Tuesday 12 September 2023

Goose in a tangle

The familiar Canada Goose with a speckled head had a bit of fine fishing line around its bill, and hadn't been eating for several days.

A closer look, with a feather caught in the line.

So it had to be caught and disentangled, an operation which eventually took ten people. After it had dodged a boat at the island for some time it was finally captured on the shore. This stresses the bird, of course, but it has to be done and we think it will be all right.

The bloodthirsty Mute Swan had parked his five cygnets on the gravel strip at the Vista ...

... and come over the other side to beg for food from visitors. They thought he was sweet. I didn't disillusion them.

The female swan in the Italian Garden was dozing peacefully on the edge of a pool, ignoring passers by. Even the junior swans know who rules in the park.

One of the Moorhen chicks climbed nimbly up a stone kerb.

The Great Crested Grebe family from the Long Water went under the bridge on to the Serpentine, where the fishing is better. One of the three chicks dawdled behind and had to catch up.

This is another old Grey Heron who likes to rest his weary legs. He had found a comfortable tussock of grass in one of the wire baskets at the island.

The female Little Owl at the Serpentine Gallery looked back over her shoulder from her perch in the lime tree.

A female Blackbird at Queen's Gate looked gravely at the camera. Someone must have been feeding her, because when I threw down some raisins she hopped out and ate them.

A young Blackbird, probably her offspring, enjoyed pyracantha fruit nearby in the Flower Walk.

A Blue Tit stared down from the corkscrew hazel bush.

Now that the Robins have started singing again you realise how many there are. They have half a dozen carefully spaced territories along the east side of the Long Water.

This large white fungus was growing beside the path near the Henry Moore sculpture. Update: Mario went to investigate it the following day and found it badly decayed and falling apart, but he thinks it was probably a Giant Funnel, Leucopaxillus giganteus.

By a strange coincidence, the notices about toxic blue-green algae were put up the day after the Lido closed for public swimming. They're still up.

There's going to be a swimming event in the Serpentine this weekend. I wonder whether it will be fortunately discovered that the algae have gone away.

The Albert Memorial glittering in sunlight against a stormy sky,


  1. Definitely will be okay to swim for a hefty whack....

  2. Well done all round to the goose rescuers..lovely photo of the memorial....I do especially like the close up pics of bees etc...I guess a quality camera helps !.regards, Stephen.

    1. The bees are photographed from 8 feet away with the 600mm lens. It beats using a macro lens that scares the insects off.
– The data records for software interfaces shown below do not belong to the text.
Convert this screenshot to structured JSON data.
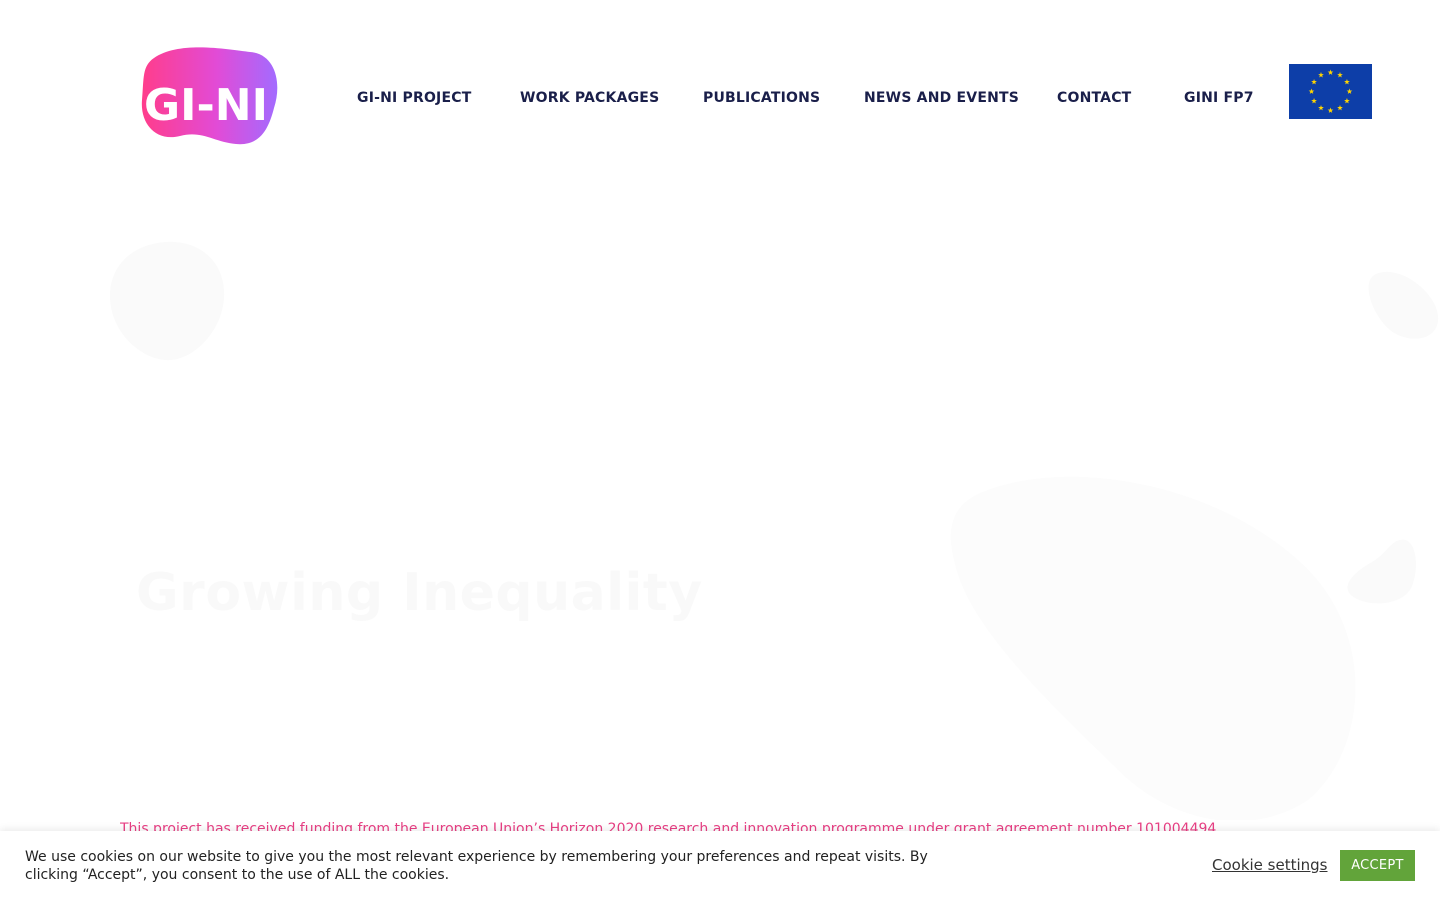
{
  "logo": {
    "text": "GI-NI"
  },
  "nav": {
    "items": [
      {
        "label": "GI-NI PROJECT"
      },
      {
        "label": "WORK PACKAGES"
      },
      {
        "label": "PUBLICATIONS"
      },
      {
        "label": "NEWS AND EVENTS"
      },
      {
        "label": "CONTACT"
      },
      {
        "label": "GINI FP7"
      }
    ]
  },
  "hero": {
    "title": "Growing Inequality"
  },
  "funding": {
    "text": "This project has received funding from the European Union’s Horizon 2020 research and innovation programme under grant agreement number 101004494"
  },
  "cookie": {
    "message": "We use cookies on our website to give you the most relevant experience by remembering your preferences and repeat visits. By clicking “Accept”, you consent to the use of ALL the cookies.",
    "settings_label": "Cookie settings",
    "accept_label": "ACCEPT"
  },
  "colors": {
    "nav_text": "#1a1f4a",
    "eu_blue": "#0d3ea8",
    "eu_star": "#ffd500",
    "funding_text": "#e83f84",
    "accept_button": "#62a43a",
    "logo_pink": "#ff3d8b",
    "logo_purple": "#a36bff"
  }
}
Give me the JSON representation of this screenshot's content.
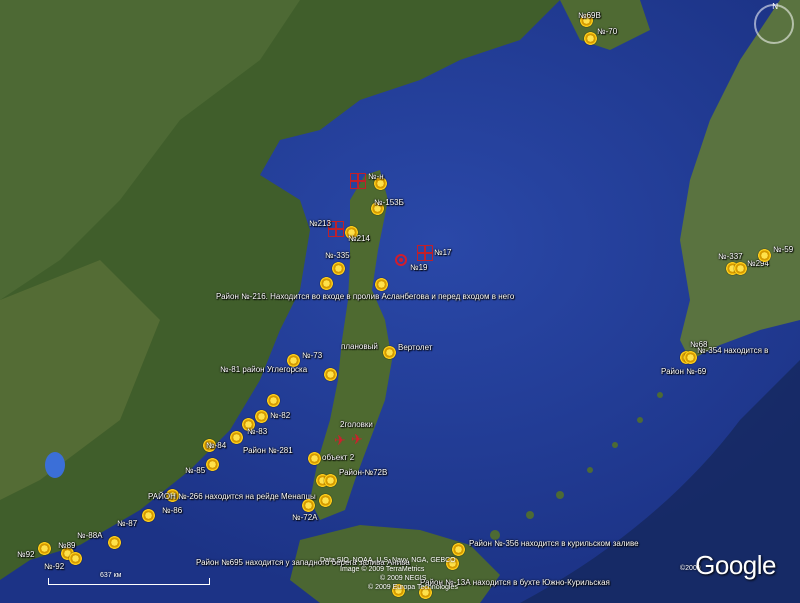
{
  "map": {
    "colors": {
      "sea": "#233f9e",
      "deep": "#1b2f7e",
      "land": "#3f5e2c",
      "land2": "#5b6b3a",
      "marker": "#f6c21a",
      "red": "#d21d2c"
    },
    "markers": [
      {
        "label": "№69В"
      },
      {
        "label": "№-70"
      },
      {
        "label": "№-н"
      },
      {
        "label": "№-153Б"
      },
      {
        "label": "№213"
      },
      {
        "label": "№214"
      },
      {
        "label": "№-335"
      },
      {
        "label": "№17"
      },
      {
        "label": "№19"
      },
      {
        "label": "Район №-216. Находится во входе в пролив Асланбегова и перед входом в него"
      },
      {
        "label": "плановый"
      },
      {
        "label": "Вертолет"
      },
      {
        "label": "№-73"
      },
      {
        "label": "№-81 район Углегорска"
      },
      {
        "label": "№-82"
      },
      {
        "label": "№-83"
      },
      {
        "label": "№-84"
      },
      {
        "label": "Район №-281"
      },
      {
        "label": "№-85"
      },
      {
        "label": "2головки"
      },
      {
        "label": "объект 2"
      },
      {
        "label": "Район-№72В"
      },
      {
        "label": "РАЙОН №-266 находится на рейде Менапцы"
      },
      {
        "label": "№-86"
      },
      {
        "label": "№-72А"
      },
      {
        "label": "№-87"
      },
      {
        "label": "№-88А"
      },
      {
        "label": "№89"
      },
      {
        "label": "№92"
      },
      {
        "label": "№-92"
      },
      {
        "label": "Район №-356 находится в курильском заливе"
      },
      {
        "label": "Район №695 находится у западного берега залива Анива"
      },
      {
        "label": "Район №-13А находится в бухте Южно-Курильская"
      },
      {
        "label": "№-337"
      },
      {
        "label": "№294"
      },
      {
        "label": "№-59"
      },
      {
        "label": "№68"
      },
      {
        "label": "№-354 находится в"
      },
      {
        "label": "Район №-69"
      }
    ],
    "credits": [
      "Data SIO, NOAA, U.S. Navy, NGA, GEBCO",
      "Image © 2009 TerraMetrics",
      "© 2009 NEGIS",
      "© 2009 Europa Technologies"
    ],
    "year": "©2009",
    "brand": "Google",
    "scale_label": "637 км",
    "compass": "N"
  }
}
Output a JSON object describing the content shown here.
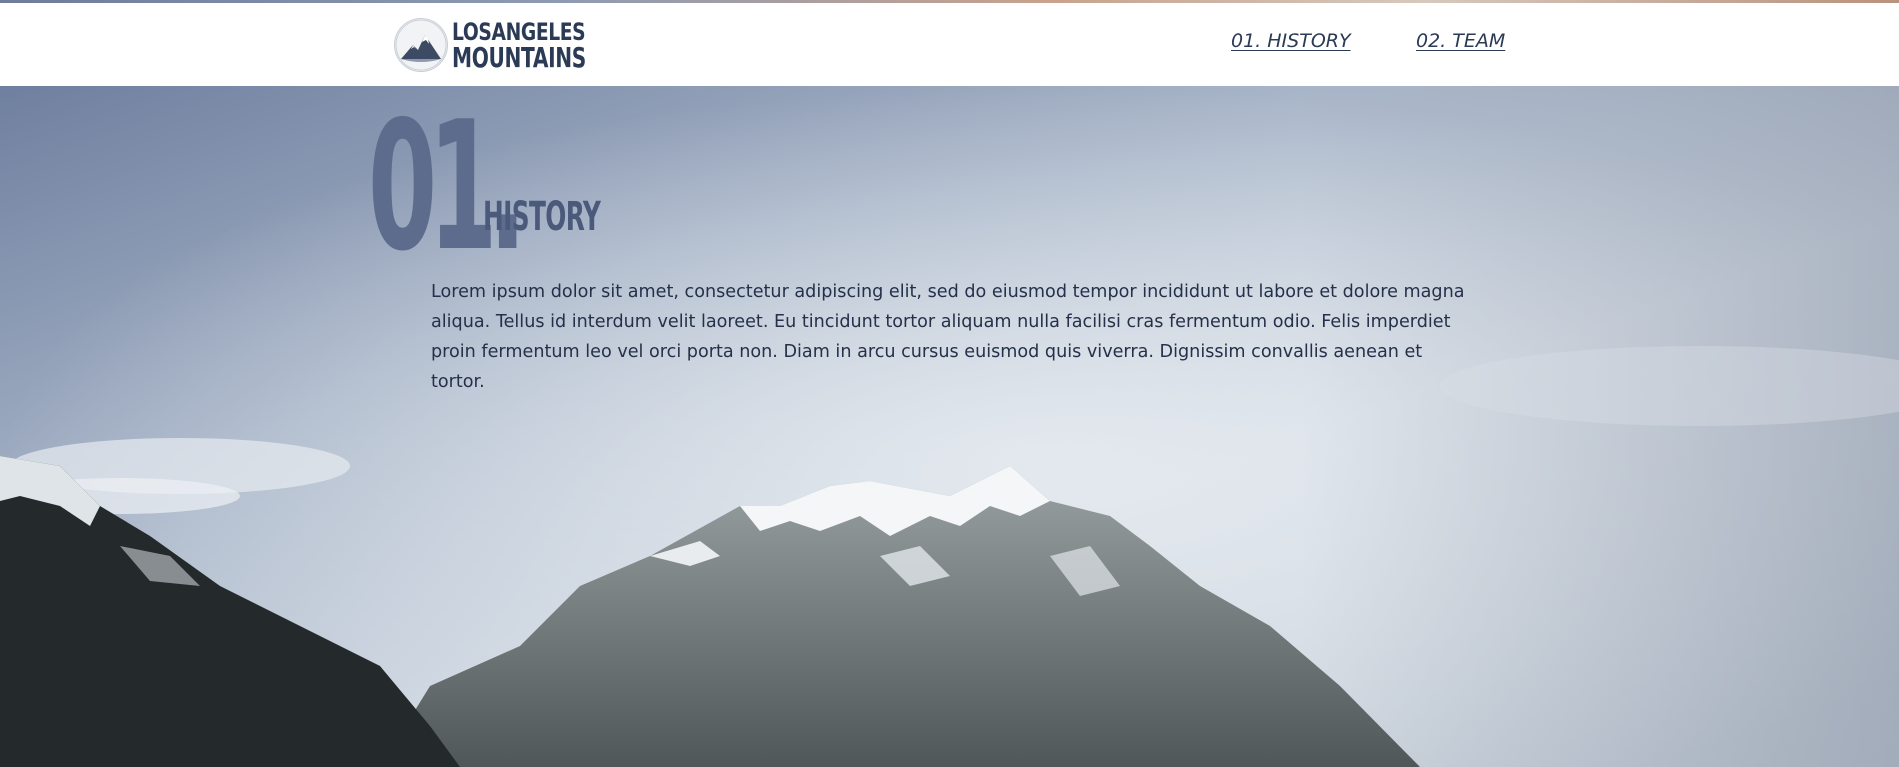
{
  "header": {
    "logo": {
      "line1": "LOSANGELES",
      "line2": "MOUNTAINS",
      "icon": "mountain-logo-icon"
    },
    "nav": [
      {
        "label": "01. HISTORY"
      },
      {
        "label": "02. TEAM"
      }
    ]
  },
  "section": {
    "number": "01.",
    "title": "HISTORY",
    "body": "Lorem ipsum dolor sit amet, consectetur adipiscing elit, sed do eiusmod tempor incididunt ut labore et dolore magna aliqua. Tellus id interdum velit laoreet. Eu tincidunt tortor aliquam nulla facilisi cras fermentum odio. Felis imperdiet proin fermentum leo vel orci porta non. Diam in arcu cursus euismod quis viverra. Dignissim convallis aenean et tortor."
  },
  "colors": {
    "text": "#2b3a55",
    "number": "#5d6c8c",
    "body_text": "#25314a",
    "header_bg": "#ffffff"
  }
}
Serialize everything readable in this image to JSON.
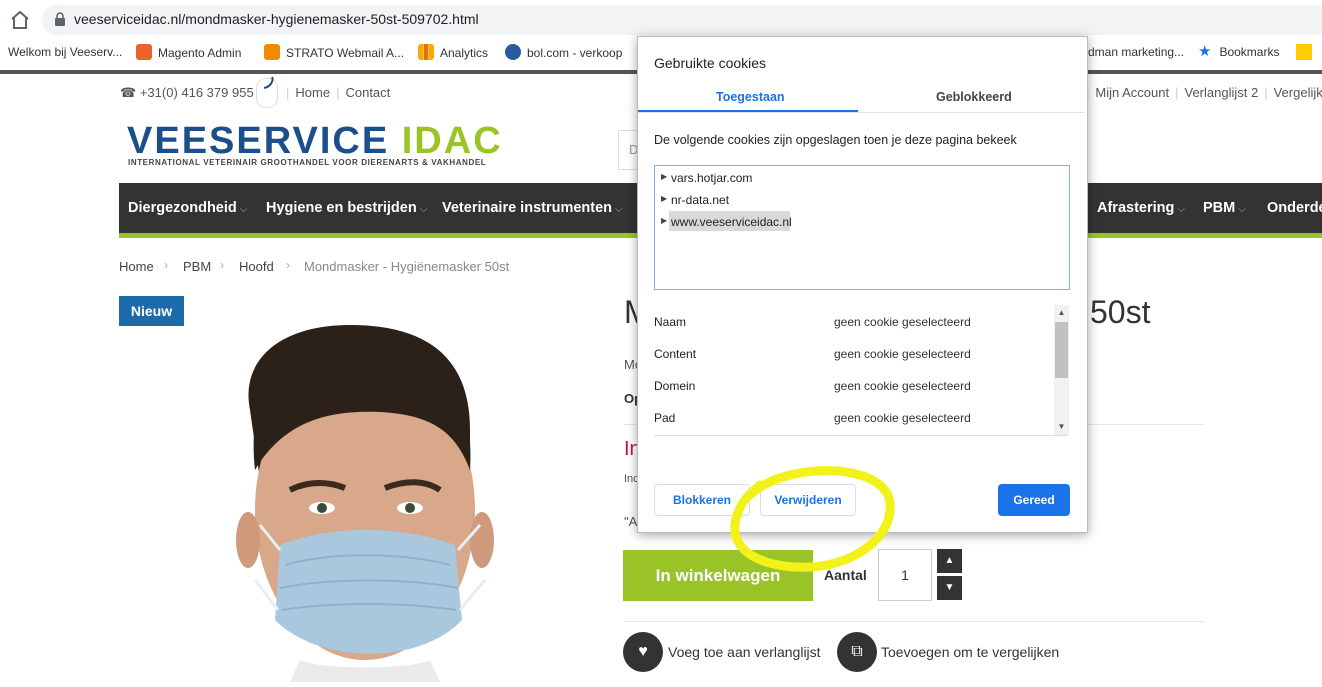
{
  "browser": {
    "url": "veeserviceidac.nl/mondmasker-hygienemasker-50st-509702.html",
    "bookmarks": [
      {
        "label": "Welkom bij Veeserv...",
        "icon": "page-icon"
      },
      {
        "label": "Magento Admin",
        "icon": "magento-icon"
      },
      {
        "label": "STRATO Webmail A...",
        "icon": "mail-icon"
      },
      {
        "label": "Analytics",
        "icon": "analytics-icon"
      },
      {
        "label": "bol.com - verkoop",
        "icon": "globe-icon"
      },
      {
        "label": "dman marketing...",
        "icon": ""
      },
      {
        "label": "Bookmarks",
        "icon": "star-icon"
      }
    ]
  },
  "site": {
    "phone": "+31(0) 416 379 955",
    "top_links": [
      "Home",
      "Contact"
    ],
    "account_links": [
      "Mijn Account",
      "Verlanglijst 2",
      "Vergelijk"
    ],
    "logo_main": "VEESERVICE",
    "logo_accent": "IDAC",
    "logo_tagline": "INTERNATIONAL VETERINAIR GROOTHANDEL VOOR DIERENARTS & VAKHANDEL",
    "search_fragment": "D",
    "nav": [
      "Diergezondheid",
      "Hygiene en bestrijden",
      "Veterinaire instrumenten",
      "Afrastering",
      "PBM",
      "Onderde"
    ],
    "breadcrumb": [
      "Home",
      "PBM",
      "Hoofd",
      "Mondmasker - Hygiënemasker 50st"
    ],
    "badge": "Nieuw",
    "title_start": "M",
    "title_end": "50st",
    "frag_mo": "Mo",
    "frag_op": "Op",
    "frag_in": "In",
    "frag_inc": "Inc",
    "frag_quote": "\"A",
    "cart_button": "In winkelwagen",
    "qty_label": "Aantal",
    "qty_value": "1",
    "wishlist": "Voeg toe aan verlanglijst",
    "compare": "Toevoegen om te vergelijken"
  },
  "dialog": {
    "title": "Gebruikte cookies",
    "tab_allowed": "Toegestaan",
    "tab_blocked": "Geblokkeerd",
    "description": "De volgende cookies zijn opgeslagen toen je deze pagina bekeek",
    "domains": [
      "vars.hotjar.com",
      "nr-data.net",
      "www.veeserviceidac.nl"
    ],
    "details": [
      {
        "label": "Naam",
        "value": "geen cookie geselecteerd"
      },
      {
        "label": "Content",
        "value": "geen cookie geselecteerd"
      },
      {
        "label": "Domein",
        "value": "geen cookie geselecteerd"
      },
      {
        "label": "Pad",
        "value": "geen cookie geselecteerd"
      }
    ],
    "btn_block": "Blokkeren",
    "btn_remove": "Verwijderen",
    "btn_done": "Gereed"
  },
  "colors": {
    "brand_blue": "#1b4f8a",
    "brand_green": "#9ac327",
    "dialog_blue": "#1a73e8",
    "annotation_yellow": "#f2f21a"
  }
}
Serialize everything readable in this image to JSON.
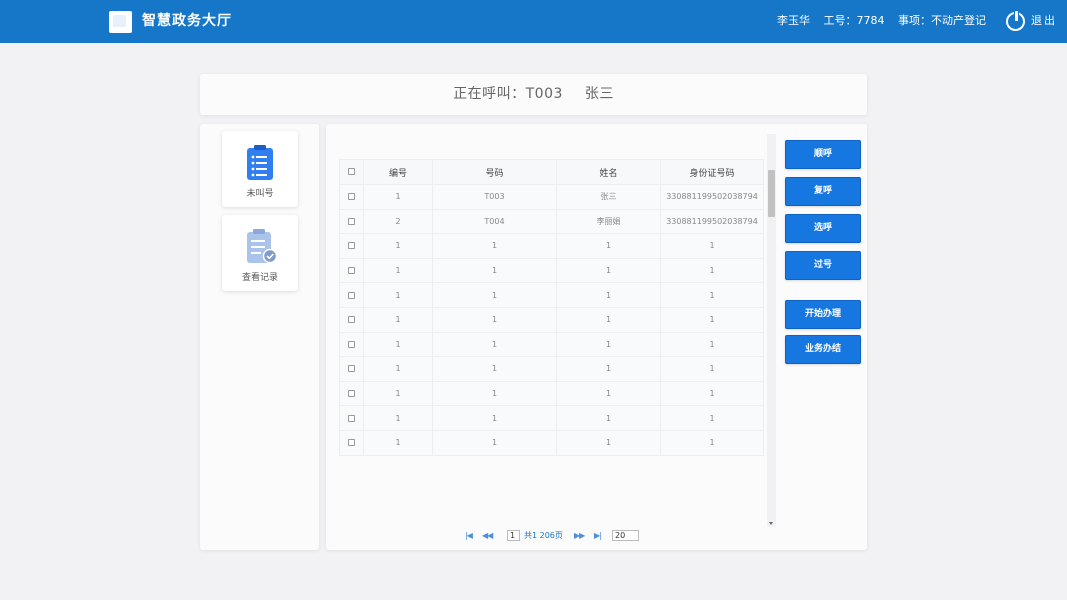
{
  "header": {
    "app_title": "智慧政务大厅",
    "user_name": "李玉华",
    "employee_no": "工号：7784",
    "matter": "事项：不动产登记",
    "logout_label": "退出",
    "brand_color": "#1677c9"
  },
  "banner": {
    "calling_label": "正在呼叫：T003",
    "calling_name": "张三"
  },
  "nav": {
    "items": [
      {
        "label": "未叫号",
        "icon": "clipboard-list-icon"
      },
      {
        "label": "查看记录",
        "icon": "clipboard-check-icon"
      }
    ]
  },
  "table": {
    "headers": [
      "编号",
      "号码",
      "姓名",
      "身份证号码"
    ],
    "rows": [
      [
        "1",
        "T003",
        "张三",
        "330881199502038794"
      ],
      [
        "2",
        "T004",
        "李丽娟",
        "330881199502038794"
      ],
      [
        "1",
        "1",
        "1",
        "1"
      ],
      [
        "1",
        "1",
        "1",
        "1"
      ],
      [
        "1",
        "1",
        "1",
        "1"
      ],
      [
        "1",
        "1",
        "1",
        "1"
      ],
      [
        "1",
        "1",
        "1",
        "1"
      ],
      [
        "1",
        "1",
        "1",
        "1"
      ],
      [
        "1",
        "1",
        "1",
        "1"
      ],
      [
        "1",
        "1",
        "1",
        "1"
      ],
      [
        "1",
        "1",
        "1",
        "1"
      ]
    ]
  },
  "pager": {
    "first": "|◀",
    "prev": "◀◀",
    "current_page": "1",
    "total": "共1 206页",
    "next": "▶▶",
    "last": "▶|",
    "page_size": "20"
  },
  "actions": {
    "sequential_call": "顺呼",
    "recall": "复呼",
    "select_call": "选呼",
    "skip": "过号",
    "start_processing": "开始办理",
    "finish_business": "业务办结"
  }
}
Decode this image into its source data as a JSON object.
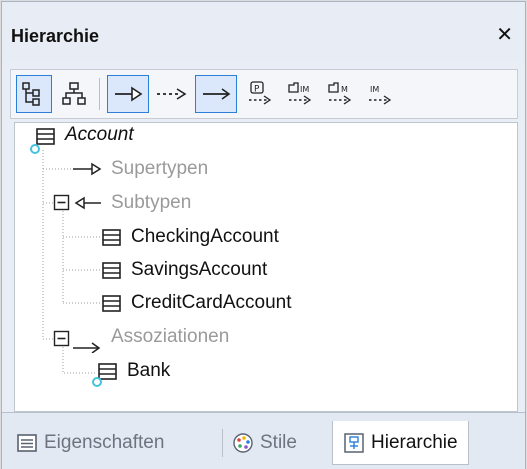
{
  "window": {
    "title": "Hierarchie",
    "close_glyph": "✕"
  },
  "toolbar": {
    "buttons": [
      {
        "name": "tree-view-button",
        "icon": "tree-view-icon",
        "active": true
      },
      {
        "name": "graph-view-button",
        "icon": "graph-view-icon",
        "active": false
      },
      {
        "name": "generalization-button",
        "icon": "generalization-arrow-icon",
        "active": true
      },
      {
        "name": "realization-button",
        "icon": "dashed-arrow-icon",
        "active": false
      },
      {
        "name": "association-button",
        "icon": "association-arrow-icon",
        "active": true
      },
      {
        "name": "package-import-button",
        "icon": "package-import-icon",
        "label": "P"
      },
      {
        "name": "merge-button",
        "icon": "package-merge-icon",
        "label": "IM"
      },
      {
        "name": "merge-button-2",
        "icon": "package-merge-icon",
        "label": "M"
      },
      {
        "name": "import-button",
        "icon": "import-icon",
        "label": "IM"
      }
    ]
  },
  "tree": {
    "root": "Account",
    "groups": {
      "supertypes": "Supertypen",
      "subtypes": "Subtypen",
      "associations": "Assoziationen"
    },
    "subtypes": [
      "CheckingAccount",
      "SavingsAccount",
      "CreditCardAccount"
    ],
    "associations": [
      "Bank"
    ]
  },
  "tabs": [
    {
      "label": "Eigenschaften",
      "icon": "properties-icon",
      "active": false
    },
    {
      "label": "Stile",
      "icon": "palette-icon",
      "active": false
    },
    {
      "label": "Hierarchie",
      "icon": "hierarchy-icon",
      "active": true
    }
  ],
  "colors": {
    "accent": "#2a7fd6",
    "group_text": "#9a9a9a",
    "connector": "#44c4dc"
  }
}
  3. Better a photo of fungus than that dreadful sculpture: Henry really got away with it there :l

    1. The fungus looks very like Zaha Hadid's restaurant just up the hill.

    2. When I went to check the fungus today, it was already very rotten and came apart immediately. My best guess, given the condition of the specimen, is that it probably is Leucopaxillus giganteus, the giant funnel.

    3. Thank you for the identification. It looked quite firm yesterday, but I couldn't get a side view as it was behind the railings.

  4. I hope the swimmers won't get tangled
    up in the fishing lines or swallow a weight....Jenna

    1. There are worse things to swallow in the wake of a swan.

  5. What a spectacularly lit picture. It looks like something out of a fairytale.
    I was quite worried about the tangled Goose seeing the video; it looked to me as if it might take some wrangling to catch it. Fortunately it didn't look too frazzled, and I'm sure it will be eternally grateful to its kind saviours.
    What are the odds any of the swimmers will encounter a swan at its most territorial?

    1. This swimming event involves hundreds of swimmers thrashing round and round like a very slow wet buffalo stampede. It's enough to put off even the most aggressive swan.

      The Albert Memorial was designed, quite deliberately, as a giant version of a medieval reliquary for the bones of a saint. But instead of a saint we have a giant Albert holding the catalogue of the Great Exhibition, which was his own idea. He was a good man and I don't see why he shouldn't have a reliquary, but I think he would have balked if he knew he was going to be commemorated by this hilarious structure.

  6. Are they not contradicting their notices here..with one saying keep out of water from hazardous substance and another saying swim in water lol. Makes sense.